> [PROMPT] Show me each line of the listing below where the word "Sept" appears.

> [AVAILABLE RECORDS]

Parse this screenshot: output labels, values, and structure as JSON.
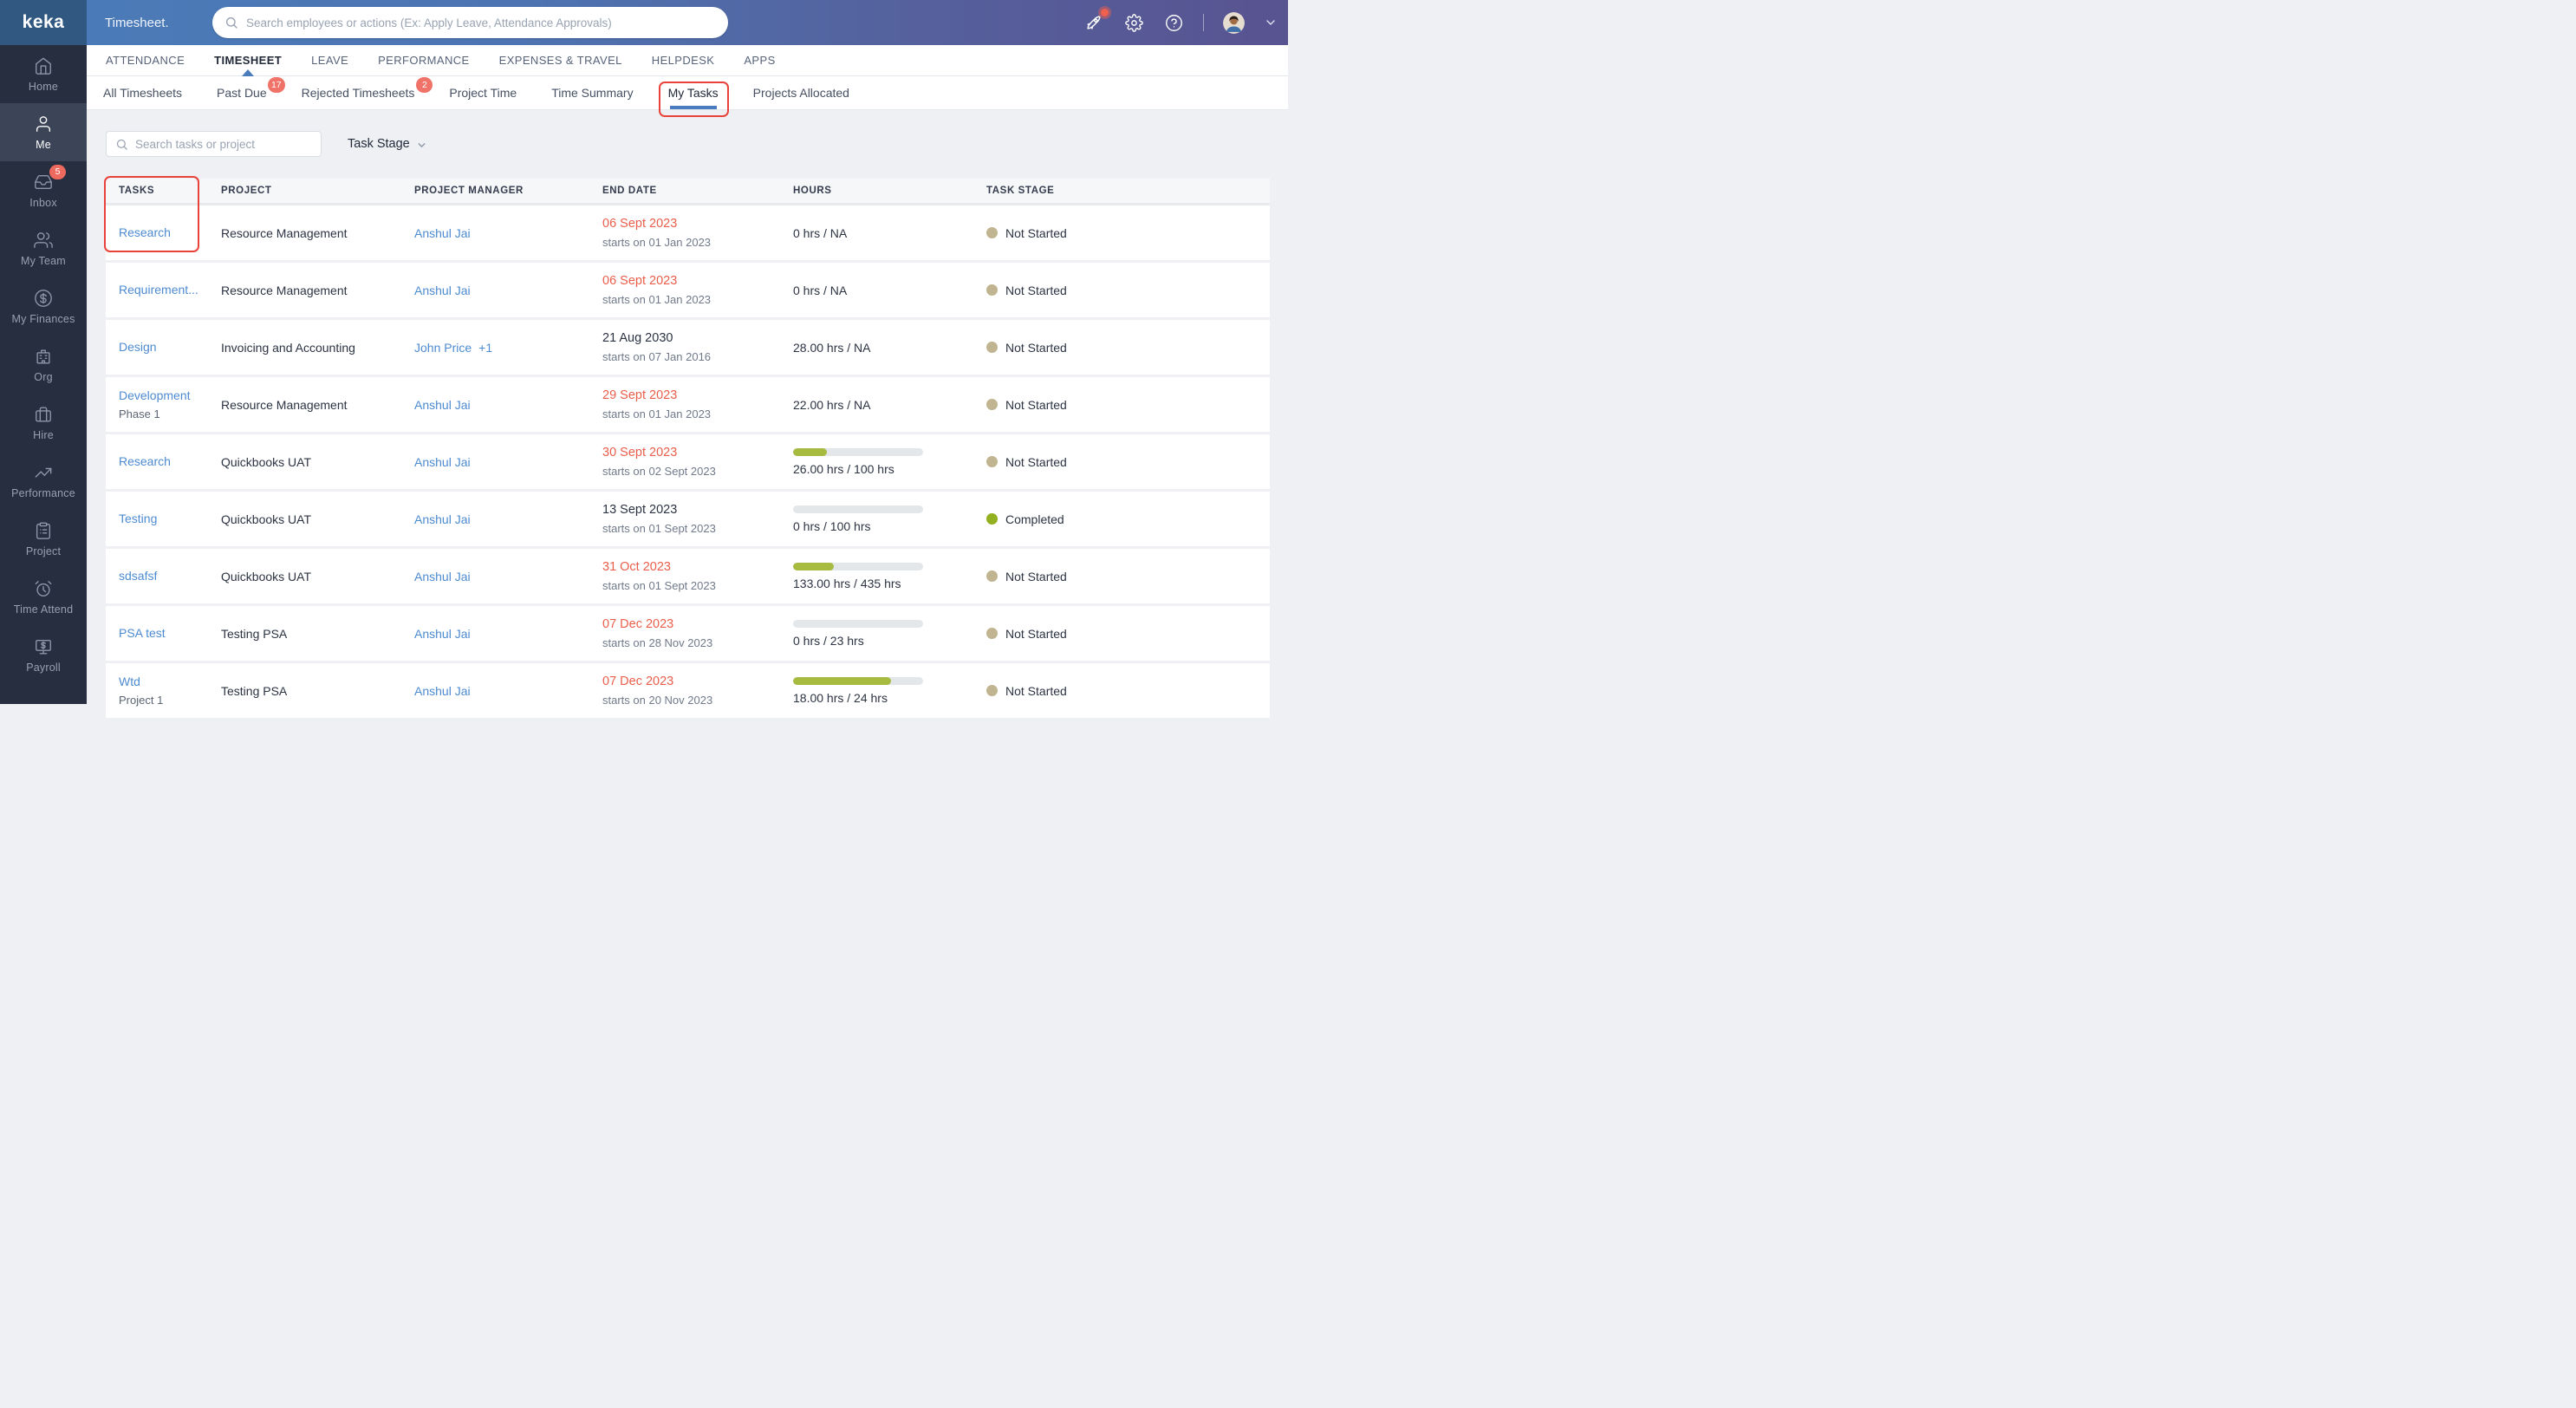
{
  "brand": {
    "logo_text": "keka",
    "logo_icon": "keka-spark-icon"
  },
  "header": {
    "app_title": "Timesheet.",
    "search_placeholder": "Search employees or actions (Ex: Apply Leave, Attendance Approvals)",
    "icons": [
      "rocket-icon",
      "gear-icon",
      "help-icon",
      "chevron-down-icon"
    ],
    "rocket_has_notification": true,
    "avatar": "user-avatar"
  },
  "nav_tabs": [
    {
      "label": "ATTENDANCE",
      "active": false
    },
    {
      "label": "TIMESHEET",
      "active": true
    },
    {
      "label": "LEAVE",
      "active": false
    },
    {
      "label": "PERFORMANCE",
      "active": false
    },
    {
      "label": "EXPENSES & TRAVEL",
      "active": false
    },
    {
      "label": "HELPDESK",
      "active": false
    },
    {
      "label": "APPS",
      "active": false
    }
  ],
  "sub_tabs": [
    {
      "label": "All Timesheets",
      "badge": "",
      "active": false,
      "annotated": false
    },
    {
      "label": "Past Due",
      "badge": "17",
      "active": false,
      "annotated": false
    },
    {
      "label": "Rejected Timesheets",
      "badge": "2",
      "active": false,
      "annotated": false
    },
    {
      "label": "Project Time",
      "badge": "",
      "active": false,
      "annotated": false
    },
    {
      "label": "Time Summary",
      "badge": "",
      "active": false,
      "annotated": false
    },
    {
      "label": "My Tasks",
      "badge": "",
      "active": true,
      "annotated": true
    },
    {
      "label": "Projects Allocated",
      "badge": "",
      "active": false,
      "annotated": false
    }
  ],
  "filters": {
    "search_placeholder": "Search tasks or project",
    "task_stage_label": "Task Stage"
  },
  "sidebar": {
    "items": [
      {
        "label": "Home",
        "icon": "home-icon",
        "badge": "",
        "active": false
      },
      {
        "label": "Me",
        "icon": "user-icon",
        "badge": "",
        "active": true
      },
      {
        "label": "Inbox",
        "icon": "inbox-icon",
        "badge": "5",
        "active": false
      },
      {
        "label": "My Team",
        "icon": "team-icon",
        "badge": "",
        "active": false
      },
      {
        "label": "My Finances",
        "icon": "finance-icon",
        "badge": "",
        "active": false
      },
      {
        "label": "Org",
        "icon": "org-icon",
        "badge": "",
        "active": false
      },
      {
        "label": "Hire",
        "icon": "hire-icon",
        "badge": "",
        "active": false
      },
      {
        "label": "Performance",
        "icon": "performance-icon",
        "badge": "",
        "active": false
      },
      {
        "label": "Project",
        "icon": "project-icon",
        "badge": "",
        "active": false
      },
      {
        "label": "Time Attend",
        "icon": "time-icon",
        "badge": "",
        "active": false
      },
      {
        "label": "Payroll",
        "icon": "payroll-icon",
        "badge": "",
        "active": false
      }
    ]
  },
  "table": {
    "columns": [
      "TASKS",
      "PROJECT",
      "PROJECT MANAGER",
      "END DATE",
      "HOURS",
      "TASK STAGE"
    ],
    "rows": [
      {
        "task": "Research",
        "task_sub": "",
        "project": "Resource Management",
        "manager": "Anshul Jai",
        "manager_extra": "",
        "end_date": "06 Sept 2023",
        "end_date_overdue": true,
        "starts_on": "starts on 01 Jan 2023",
        "hours": "0 hrs / NA",
        "progress_pct": null,
        "stage": "Not Started",
        "stage_key": "not_started"
      },
      {
        "task": "Requirement...",
        "task_sub": "",
        "project": "Resource Management",
        "manager": "Anshul Jai",
        "manager_extra": "",
        "end_date": "06 Sept 2023",
        "end_date_overdue": true,
        "starts_on": "starts on 01 Jan 2023",
        "hours": "0 hrs / NA",
        "progress_pct": null,
        "stage": "Not Started",
        "stage_key": "not_started"
      },
      {
        "task": "Design",
        "task_sub": "",
        "project": "Invoicing and Accounting",
        "manager": "John Price",
        "manager_extra": "+1",
        "end_date": "21 Aug 2030",
        "end_date_overdue": false,
        "starts_on": "starts on 07 Jan 2016",
        "hours": "28.00 hrs / NA",
        "progress_pct": null,
        "stage": "Not Started",
        "stage_key": "not_started"
      },
      {
        "task": "Development",
        "task_sub": "Phase 1",
        "project": "Resource Management",
        "manager": "Anshul Jai",
        "manager_extra": "",
        "end_date": "29 Sept 2023",
        "end_date_overdue": true,
        "starts_on": "starts on 01 Jan 2023",
        "hours": "22.00 hrs / NA",
        "progress_pct": null,
        "stage": "Not Started",
        "stage_key": "not_started"
      },
      {
        "task": "Research",
        "task_sub": "",
        "project": "Quickbooks UAT",
        "manager": "Anshul Jai",
        "manager_extra": "",
        "end_date": "30 Sept 2023",
        "end_date_overdue": true,
        "starts_on": "starts on 02 Sept 2023",
        "hours": "26.00 hrs / 100 hrs",
        "progress_pct": 26,
        "stage": "Not Started",
        "stage_key": "not_started"
      },
      {
        "task": "Testing",
        "task_sub": "",
        "project": "Quickbooks UAT",
        "manager": "Anshul Jai",
        "manager_extra": "",
        "end_date": "13 Sept 2023",
        "end_date_overdue": false,
        "starts_on": "starts on 01 Sept 2023",
        "hours": "0 hrs / 100 hrs",
        "progress_pct": 0,
        "stage": "Completed",
        "stage_key": "completed"
      },
      {
        "task": "sdsafsf",
        "task_sub": "",
        "project": "Quickbooks UAT",
        "manager": "Anshul Jai",
        "manager_extra": "",
        "end_date": "31 Oct 2023",
        "end_date_overdue": true,
        "starts_on": "starts on 01 Sept 2023",
        "hours": "133.00 hrs / 435 hrs",
        "progress_pct": 31,
        "stage": "Not Started",
        "stage_key": "not_started"
      },
      {
        "task": "PSA test",
        "task_sub": "",
        "project": "Testing PSA",
        "manager": "Anshul Jai",
        "manager_extra": "",
        "end_date": "07 Dec 2023",
        "end_date_overdue": true,
        "starts_on": "starts on 28 Nov 2023",
        "hours": "0 hrs / 23 hrs",
        "progress_pct": 0,
        "stage": "Not Started",
        "stage_key": "not_started"
      },
      {
        "task": "Wtd",
        "task_sub": "Project 1",
        "project": "Testing PSA",
        "manager": "Anshul Jai",
        "manager_extra": "",
        "end_date": "07 Dec 2023",
        "end_date_overdue": true,
        "starts_on": "starts on 20 Nov 2023",
        "hours": "18.00 hrs / 24 hrs",
        "progress_pct": 75,
        "stage": "Not Started",
        "stage_key": "not_started"
      }
    ]
  },
  "annotations": {
    "color": "#e8423a",
    "boxes": [
      "my-tasks-tab",
      "tasks-column-and-first-task"
    ]
  },
  "colors": {
    "header_gradient_left": "#4a7cb9",
    "header_gradient_right": "#585391",
    "logo_box": "#315880",
    "sidebar_bg": "#272e40",
    "accent_blue": "#4a7bc0",
    "link_blue": "#4d8bd1",
    "overdue_red": "#ea5e4b",
    "badge_red": "#f07268",
    "progress_green": "#a7bb41",
    "stage_not_started": "#c1b591",
    "stage_completed": "#92b01f"
  }
}
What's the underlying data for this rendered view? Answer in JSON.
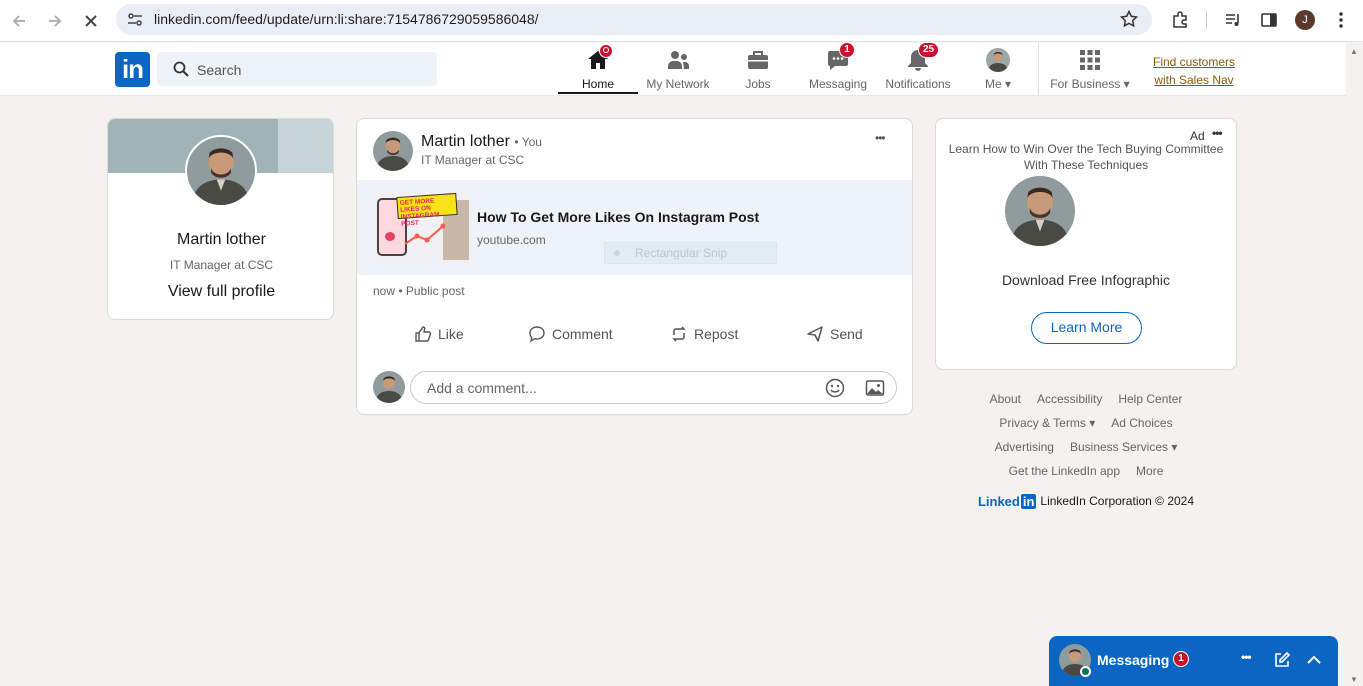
{
  "browser": {
    "url": "linkedin.com/feed/update/urn:li:share:7154786729059586048/",
    "profile_initial": "J"
  },
  "header": {
    "logo_text": "in",
    "search_placeholder": "Search",
    "nav": {
      "home": {
        "label": "Home"
      },
      "network": {
        "label": "My Network"
      },
      "jobs": {
        "label": "Jobs"
      },
      "messaging": {
        "label": "Messaging",
        "badge": "1"
      },
      "notifications": {
        "label": "Notifications",
        "badge": "25"
      },
      "me": {
        "label": "Me"
      },
      "business": {
        "label": "For Business"
      }
    },
    "sales_nav_line1": "Find customers",
    "sales_nav_line2": "with Sales Nav"
  },
  "profile_card": {
    "name": "Martin lother",
    "headline": "IT Manager at CSC",
    "view_profile": "View full profile"
  },
  "post": {
    "author": "Martin lother",
    "you_tag": "• You",
    "headline": "IT Manager at CSC",
    "more": "•••",
    "link_title": "How To Get More Likes On Instagram Post",
    "link_domain": "youtube.com",
    "thumb_text": "GET MORE LIKES ON INSTAGRAM POST",
    "snip_overlay": "Rectangular Snip",
    "meta": "now • Public post",
    "actions": {
      "like": "Like",
      "comment": "Comment",
      "repost": "Repost",
      "send": "Send"
    },
    "comment_placeholder": "Add a comment..."
  },
  "ad": {
    "label": "Ad",
    "more": "•••",
    "headline": "Learn How to Win Over the Tech Buying Committee With These Techniques",
    "cta_text": "Download Free Infographic",
    "button": "Learn More"
  },
  "footer": {
    "about": "About",
    "accessibility": "Accessibility",
    "help": "Help Center",
    "privacy": "Privacy & Terms",
    "ad_choices": "Ad Choices",
    "advertising": "Advertising",
    "business_services": "Business Services",
    "app": "Get the LinkedIn app",
    "more": "More",
    "brand": "Linked",
    "copyright": "LinkedIn Corporation © 2024"
  },
  "messaging_bar": {
    "label": "Messaging",
    "badge": "1"
  },
  "colors": {
    "brand": "#0a66c2",
    "badge": "#cb112d",
    "background": "#f4f2ee"
  }
}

> [REPLY TO THE TASK]
        "end_date": "06 Sept 2023",
        "end_date": "06 Sept 2023",
        "end_date": "29 Sept 2023",
        "end_date": "30 Sept 2023",
        "starts_on": "starts on 02 Sept 2023",
        "end_date": "13 Sept 2023",
        "starts_on": "starts on 01 Sept 2023",
        "starts_on": "starts on 01 Sept 2023",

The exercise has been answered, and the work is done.